It started to hit me, while I was driving my car yesterday, that this could be the longest couple of weeks of my life. I've never done a road trip for more than a few days, let alone by myself. Why am I doing this again?

All I know is I have to, despite being tested and tempted to do otherwise. Just the other day, I got a good offer on my car. When I posed the question on Facebook about whether to sell my car or keep it, overwhelmingly, everyone suggested I sell. And it was hard for me to leave home because of my air-conditioning issues and worries about my cat baking at home. Yet, I'm here now.

Wednesday, July 28, 2010

The View from Here

Alaska Airlines, Flight 1, DC to Seattle

Staring out my window at the various landscapes of the country from 15,000 feet above, I wonder if it'll look as magical from on the ground. I recall various road trips winding around mountain ranges wondering, if at the next bend, I'll finally feel like we got some headway to our destination. Perhaps it was the anxiety to be at whatever event I was going to, or perhaps it was because I wanted to do anything to just get out of the car. Perhaps it was before learning the phrase, "it's about the journey, not the destination." Ha, I don't think this applied to the 5-hour road trips from San Francisco to Black Rock City in the middle of the night at the end of summer.

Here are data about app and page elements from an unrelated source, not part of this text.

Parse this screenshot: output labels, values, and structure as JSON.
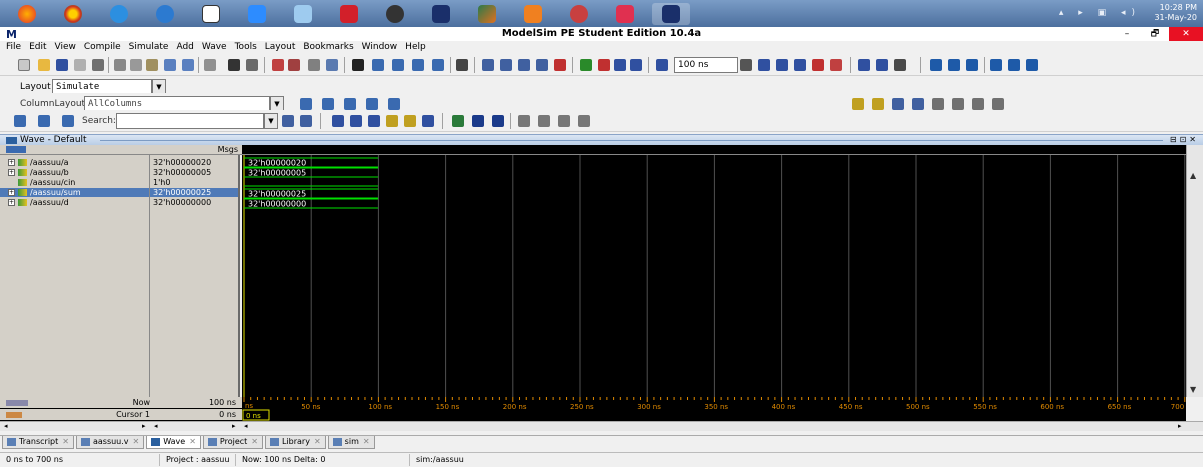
{
  "clock": {
    "time": "10:28 PM",
    "date": "31-May-20"
  },
  "window": {
    "icon": "M",
    "title": "ModelSim PE Student Edition 10.4a",
    "minimize": "–",
    "maximize": "🗗",
    "close": "✕"
  },
  "menu": [
    "File",
    "Edit",
    "View",
    "Compile",
    "Simulate",
    "Add",
    "Wave",
    "Tools",
    "Layout",
    "Bookmarks",
    "Window",
    "Help"
  ],
  "toolbar": {
    "run_length": "100 ns"
  },
  "layout": {
    "label": "Layout",
    "value": "Simulate"
  },
  "column_layout": {
    "label": "ColumnLayout",
    "value": "AllColumns"
  },
  "search": {
    "label": "Search:",
    "value": ""
  },
  "wave_window": {
    "title": "Wave - Default",
    "msgs_header": "Msgs"
  },
  "signals": [
    {
      "name": "/aassuu/a",
      "value": "32'h00000020",
      "wave": "32'h00000020",
      "expandable": true
    },
    {
      "name": "/aassuu/b",
      "value": "32'h00000005",
      "wave": "32'h00000005",
      "expandable": true
    },
    {
      "name": "/aassuu/cin",
      "value": "1'h0",
      "wave": "",
      "expandable": false
    },
    {
      "name": "/aassuu/sum",
      "value": "32'h00000025",
      "wave": "32'h00000025",
      "expandable": true
    },
    {
      "name": "/aassuu/d",
      "value": "32'h00000000",
      "wave": "32'h00000000",
      "expandable": true
    }
  ],
  "now": {
    "label": "Now",
    "value": "100 ns"
  },
  "cursor": {
    "label": "Cursor 1",
    "value": "0 ns",
    "marker": "0 ns"
  },
  "timeline": {
    "ticks": [
      "50 ns",
      "100 ns",
      "150 ns",
      "200 ns",
      "250 ns",
      "300 ns",
      "350 ns",
      "400 ns",
      "450 ns",
      "500 ns",
      "550 ns",
      "600 ns",
      "650 ns",
      "700"
    ],
    "origin": "ns"
  },
  "tabs": [
    {
      "label": "Transcript",
      "active": false
    },
    {
      "label": "aassuu.v",
      "active": false
    },
    {
      "label": "Wave",
      "active": true
    },
    {
      "label": "Project",
      "active": false
    },
    {
      "label": "Library",
      "active": false
    },
    {
      "label": "sim",
      "active": false
    }
  ],
  "status": {
    "range": "0 ns to 700 ns",
    "project": "Project : aassuu",
    "now_delta": "Now: 100 ns  Delta: 0",
    "sim": "sim:/aassuu"
  },
  "colors": {
    "wave_green": "#00e000",
    "cursor_yellow": "#e0e000",
    "grid_gray": "#505050",
    "tick_orange": "#e08a00",
    "selection": "#4f7ab8"
  }
}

Luckily, I can wholeheartedly say, even though I am only a few hours into my journey so far, I'm having a great time. I'm sitting comfortably in a bulk head seat, munching on a Cougar Mountain cookie, option for a free cocktail (thanks to my new MVP Gold status), and free wifi. My work laptop isn't working, so I have to use my personal one, and nothing of any real significance I can do for work from here. Shucks, Facebook it is. And what an amazing invention it has become.

Comment from a dear former colleague back in San Francisco on my status about my draft road trip itinerary so far, discovering that we will actually be in the same general area (Idaho/Montana/Wyoming) at the same time. Yes, I am counting three states as the same general area given that we do live across the country from each other. We are going opposite directions (he and his family going west and I going east), we can intersect at Yellowstone. They will be staying at their cabin at the entrance to Yellowstone, and even better, they have space for me to stay. Talk about serious score! Get to see old friends and their sons whose pictures I've been admiring over the years, get a place to stay, and get to see the Old Faithful Geyser.

Ironically, I was actually considering skipping Yellowstone, but I guess this was just meant to be. Part of the beauty of not having a set itinerary is being open to these gems of opportunities.

Two Weeks


Written on a chalkboard at the very end of the movie One Week. Interesting mantra to inspire me on this road adventure I'm about to undertake, to drive my car from the old Washington (state) to the new Washington (DC). I didn't think I was seeking anything, not even the inevitable adventure part, but I suppose it's actually a new vision quest I have begun.

While, unlike the movie's main character, I have not been diagnosed with a terminal disease (thank God), but we both seek new life somehow. My transition to life on the East Coast almost complete, I get the feeling the real transition is yet to come.